What a morning! Despite the fact that the resident groups had reentered Johnstone Strait via Blackney Pass around midnight; despite the fact that they went east, stalled and then turned back to the west by 2am; despite the fact that they retraced their steps and went through Blackney Pass, at least the A23s did, at 5:20am, the morning really belonged to one singular event, a sleeping humpback in front of the Lab. Starting just after daybreak at 7:57am Inukshuk decided to fall deeply asleep. He drifted quietly and slowly, breathed out mists, glistened in the early morning sun. It was a stunningly intimate moment. Never had this happened in this way before so close to the Lab. People spoke in whispers as they watched. Cameras clicked just occasionally. The moment belonged to him.
As he drifted out further from shore there was the concern that he would be vulnerable to boat traffic. Apparently, perhaps tired from a night of feeding, Inukshuk has been seen sleeping in the daytime before. One fairly large boat went by and after it had long passed Inukshuk stirred. As a finale he lifted his fluke, dove and moved on.
The Resident orcas during this time were organising their next moves. Those that had gone through Blackney at 5:30am were now back off the western end of Johnstone Strait. Gathered together were the A54s, A25s, A23s and the I04s, the same gang who have been together over the last several days. It was now 10am.
By 11:35am they had shifted over towards Telegraph Cove and Beaver Cove. It was time for them to start moving. In no particular hurry they turned eastward. By the time they were opposite what is known locally as Little Kaiakash it was early afternoon. The “CP” camp, and those on the Cracroft Point remote camera back at the Lab, watched the orcas’ steady playful progression. Mostly mid strait, with some nearer Vancouver Island, they were followed by the inevitable boats. A60 had gotten ahead and was busying himself at 12:35pm going back and forth closer to the “CP” camera. By 1:35pm the various groups were passing Cracroft Point to the east.
By 1:45pm orcas were near Kaikash, along the Vancouver Island side.
At 1:56pm some of the A54s went in for a brief rub along Vancouver Island and then continued east. Passage eastward by the slightly more energised orcas was as before, with the various groups spread out making way. By 3:24pm, the A54s were ready for another rub, this time at Strider beach. The rub would last for about half an hour during which all the groups but not all individuals were involved. Collectively the orcas were concentrated on Strider and Main beach area but they only clearly rubbed at Strider. While doing so, close loud calls from the different groups were heard (not seen due to technical difficulties) at Main beach. The impression was that the whales not immediately involved at Strider were lingering close to Main not far away.

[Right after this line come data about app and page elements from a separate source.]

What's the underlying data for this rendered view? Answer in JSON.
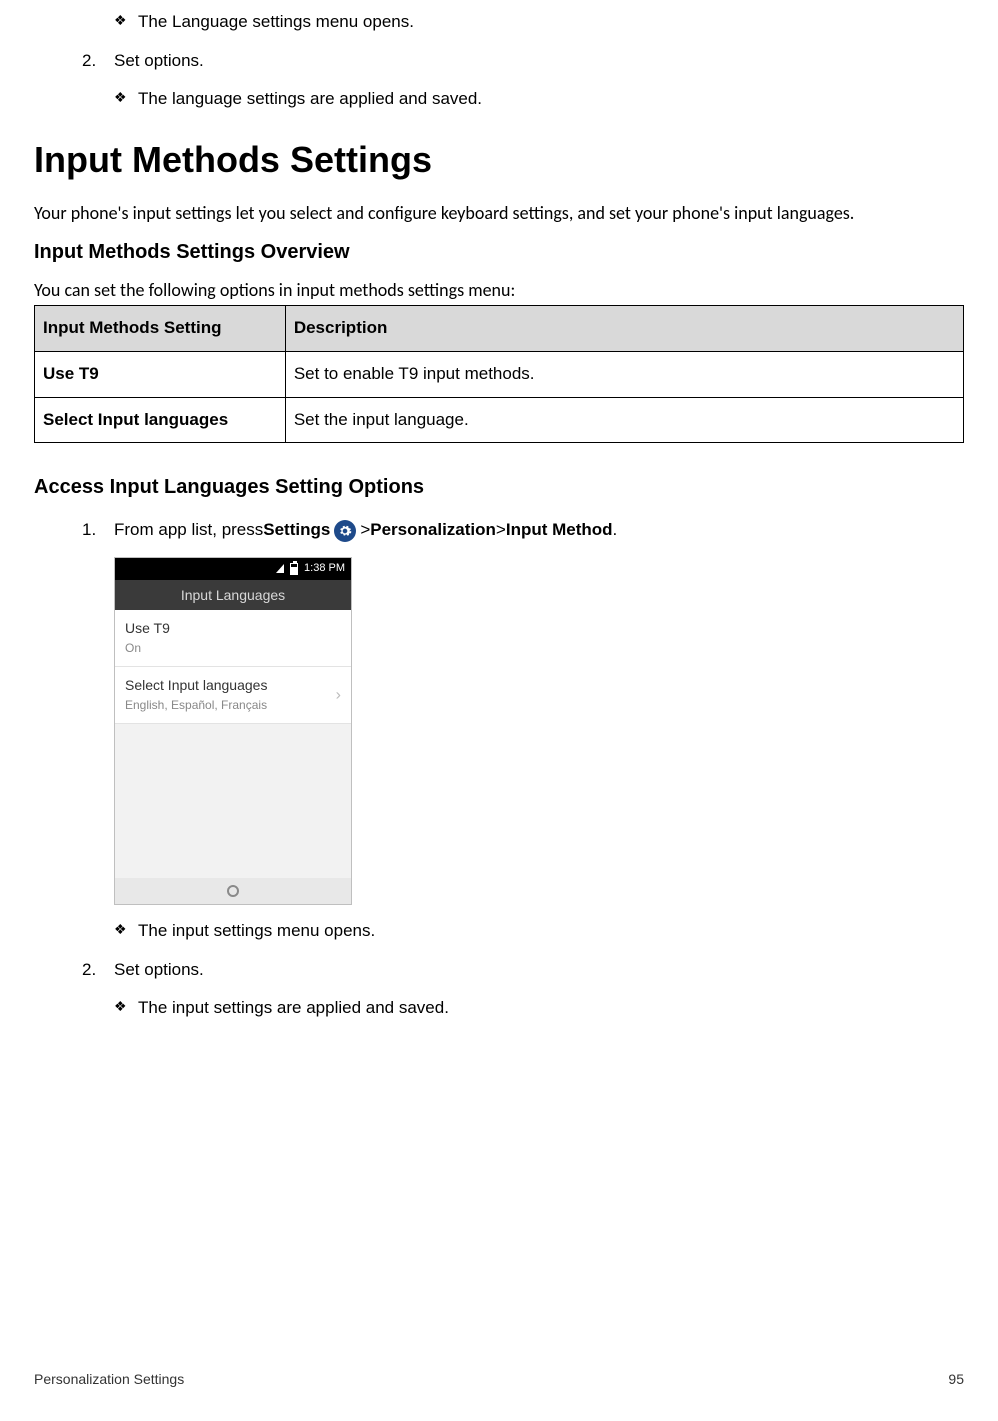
{
  "top": {
    "b1": "The Language settings menu opens.",
    "n2": "2.",
    "n2_text": "Set options.",
    "b2": "The language settings are applied and saved."
  },
  "h1": "Input Methods Settings",
  "intro": "Your phone's input settings let you select and configure keyboard settings, and set your phone's input languages.",
  "h2a": "Input Methods Settings Overview",
  "lead": "You can set the following options in input methods settings menu:",
  "table": {
    "hdr1": "Input Methods Setting",
    "hdr2": "Description",
    "r1c1": "Use T9",
    "r1c2": "Set to enable T9 input methods.",
    "r2c1": "Select Input languages",
    "r2c2": "Set the input language."
  },
  "h2b": "Access Input Languages Setting Options",
  "step1": {
    "num": "1.",
    "pre": "From app list, press ",
    "settings": "Settings",
    "sep1": " > ",
    "personalization": "Personalization",
    "sep2": " > ",
    "inputmethod": "Input Method",
    "dot": "."
  },
  "phone": {
    "time": "1:38 PM",
    "title": "Input Languages",
    "row1_t": "Use T9",
    "row1_s": "On",
    "row2_t": "Select Input languages",
    "row2_s": "English, Español, Français",
    "chev": "›"
  },
  "after": {
    "b1": "The input settings menu opens.",
    "n2": "2.",
    "n2_text": "Set options.",
    "b2": "The input settings are applied and saved."
  },
  "footer": {
    "left": "Personalization Settings",
    "right": "95"
  },
  "sym": "❖"
}
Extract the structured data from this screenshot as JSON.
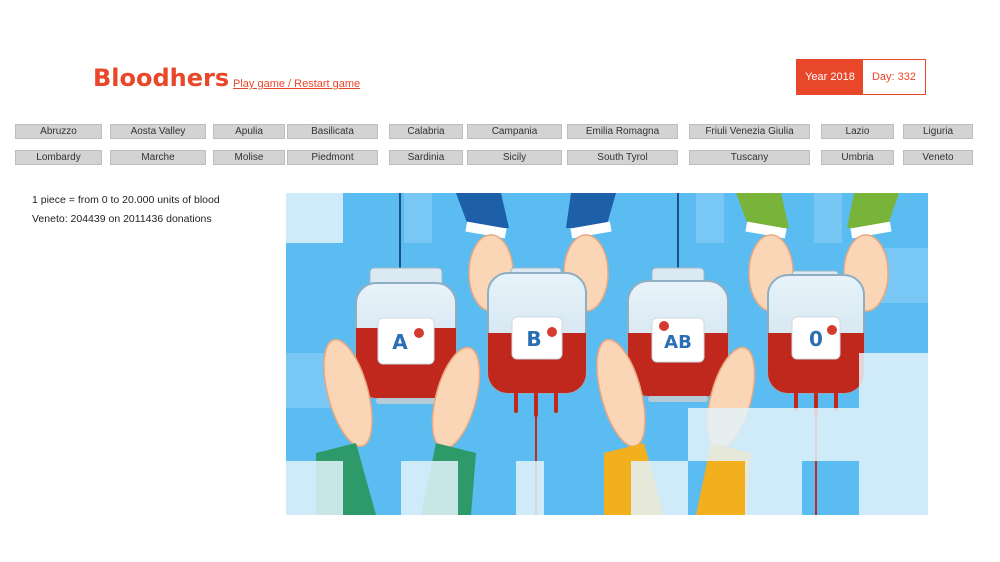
{
  "header": {
    "logo": "Bloodhers",
    "play_link": "Play game / Restart game",
    "year": "Year 2018",
    "day": "Day: 332"
  },
  "regions": [
    "Abruzzo",
    "Aosta Valley",
    "Apulia",
    "Basilicata",
    "Calabria",
    "Campania",
    "Emilia Romagna",
    "Friuli Venezia Giulia",
    "Lazio",
    "Liguria",
    "Lombardy",
    "Marche",
    "Molise",
    "Piedmont",
    "Sardinia",
    "Sicily",
    "South Tyrol",
    "Tuscany",
    "Umbria",
    "Veneto"
  ],
  "info": {
    "legend": "1 piece = from 0 to 20.000 units of blood",
    "stats": "Veneto: 204439 on 2011436 donations"
  },
  "puzzle": {
    "blood_types": [
      "A",
      "B",
      "AB",
      "0"
    ],
    "colors": {
      "sky": "#5bbcf2",
      "blood": "#c0281d",
      "tile": "#dff1fb"
    }
  }
}
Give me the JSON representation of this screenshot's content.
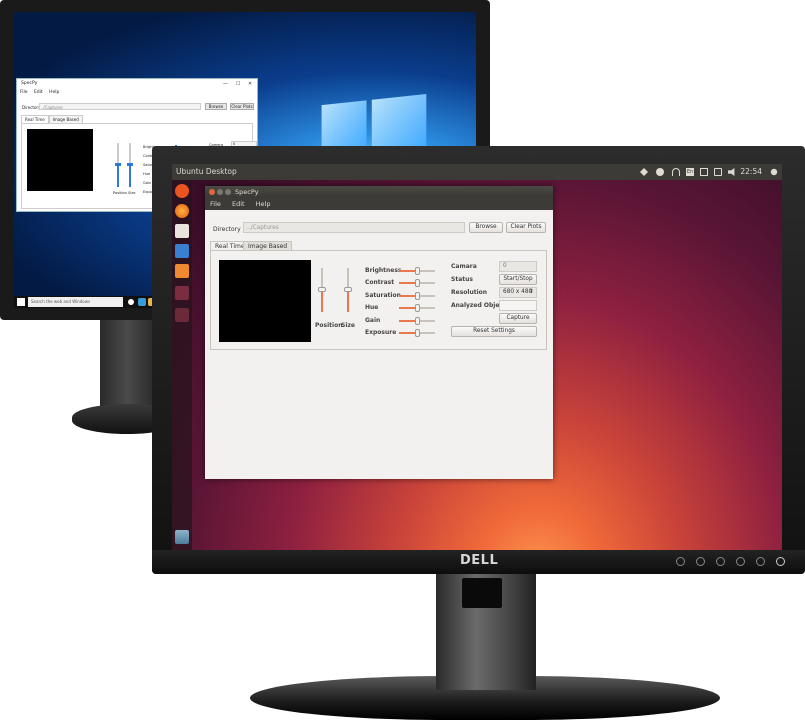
{
  "windows_monitor": {
    "app": {
      "title": "SpecPy",
      "window_controls": [
        "—",
        "☐",
        "✕"
      ],
      "menu": [
        "File",
        "Edit",
        "Help"
      ],
      "directory_label": "Directory",
      "directory_value": "./Captures",
      "browse_label": "Browse",
      "clear_plots_label": "Clear Plots",
      "tabs": [
        "Real Time",
        "Image Based"
      ],
      "slider_labels": [
        "Brightness",
        "Contrast",
        "Saturation",
        "Hue",
        "Gain",
        "Exposure"
      ],
      "position_size_label": "Position Size",
      "camera_label": "Camera",
      "camera_value": "0",
      "status_label": "Status",
      "start_stop_label": "Start/Stop"
    },
    "taskbar": {
      "search_placeholder": "Search the web and Windows"
    }
  },
  "ubuntu_monitor": {
    "topbar": {
      "title": "Ubuntu Desktop",
      "clock": "22:54",
      "keyboard_indicator": "En"
    },
    "launcher_icons": [
      "ubuntu-dash-icon",
      "firefox-icon",
      "files-icon",
      "writer-icon",
      "software-center-icon",
      "system-settings-icon",
      "trash-icon",
      "workspace-icon"
    ],
    "app": {
      "title": "SpecPy",
      "menu": [
        "File",
        "Edit",
        "Help"
      ],
      "directory_label": "Directory",
      "directory_value": "../Captures",
      "browse_label": "Browse",
      "clear_plots_label": "Clear Plots",
      "tabs": [
        "Real Time",
        "Image Based"
      ],
      "position_label": "Position",
      "size_label": "Size",
      "sliders": [
        {
          "label": "Brightness",
          "value": 0.5
        },
        {
          "label": "Contrast",
          "value": 0.5
        },
        {
          "label": "Saturation",
          "value": 0.5
        },
        {
          "label": "Hue",
          "value": 0.5
        },
        {
          "label": "Gain",
          "value": 0.5
        },
        {
          "label": "Exposure",
          "value": 0.5
        }
      ],
      "position_value": 0.5,
      "size_value": 0.5,
      "camera_label": "Camara",
      "camera_value": "0",
      "status_label": "Status",
      "start_stop_label": "Start/Stop",
      "resolution_label": "Resolution",
      "resolution_value": "680 x 480",
      "analyzed_object_label": "Analyzed Object",
      "capture_label": "Capture",
      "reset_settings_label": "Reset Settings"
    },
    "brand": "DELL",
    "accent_color": "#e8784d"
  }
}
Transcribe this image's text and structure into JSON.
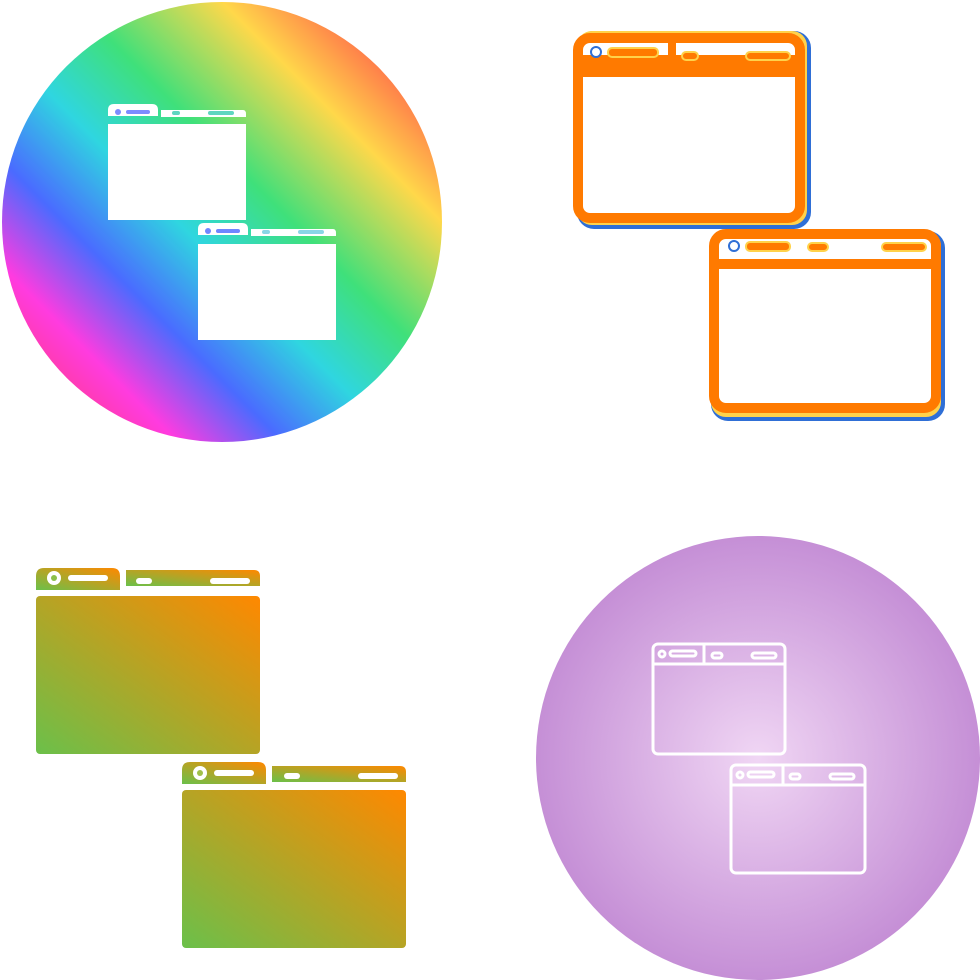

Half an hour later the orcas finally began to pull away from Strider beach. Main beach had been abandoned before this. A few of the orcas attempted to follow but could not resist returning for another go, crisscrossing with those attempting to follow the others west. By 4:10pm all whales were westbound.
The currents during this part of the month’s cycle are not as strong as just a few days ago, so the whales made reasonable time back past Kaizumi, Kaikash and Cracroft Point. Three loud cruise ships entering the Strait via Blackney Pass and a tug pulling a log barge, already in the Strait, did not help with tracking the whales acoustically. The strong afternoon glare was not much help either. As the whales shifted toward the entrance of Blackney, Megan watched A61 head in. By 6:07pm, the Lab started to track the various groups though the Pass. The A54s, fragmented somewhat into smaller groups, had overtaken A61 and were in the lead. The A23s followed along with the rest of the A54s. The A25s managed their way next followed by the I04s who obligingly stayed together as a group mid channel. A60, like the A25s was further over nearer the Parson and Swanson Island shores.
As with the previous evening, the orcas headed off into the lovely sunset in Blackfish Sound, their calls becoming distant as they went. By 8:13pm no further calls were heard. They made a final declaration in Blackfish Sound an hour later. The A54s, perhaps now behind the others, made distant calls for about 10 minutes before they disappeared into Weynton Passage.
The A5s, who presumably proceeded the A54s back to Johnstone Strait were first heard on the Kaizumi system at 11:30pm as they, with the A30s (heard at 11:43pm) advanced eastward in the Strait. Calls ended just before midnight with no I15 type calls detected, so it was not clear whether or not the I04s were still with the “As”. Humpback noises and dolphin chatter helped to fill in the Johnstone Strait soundscape as the day ended.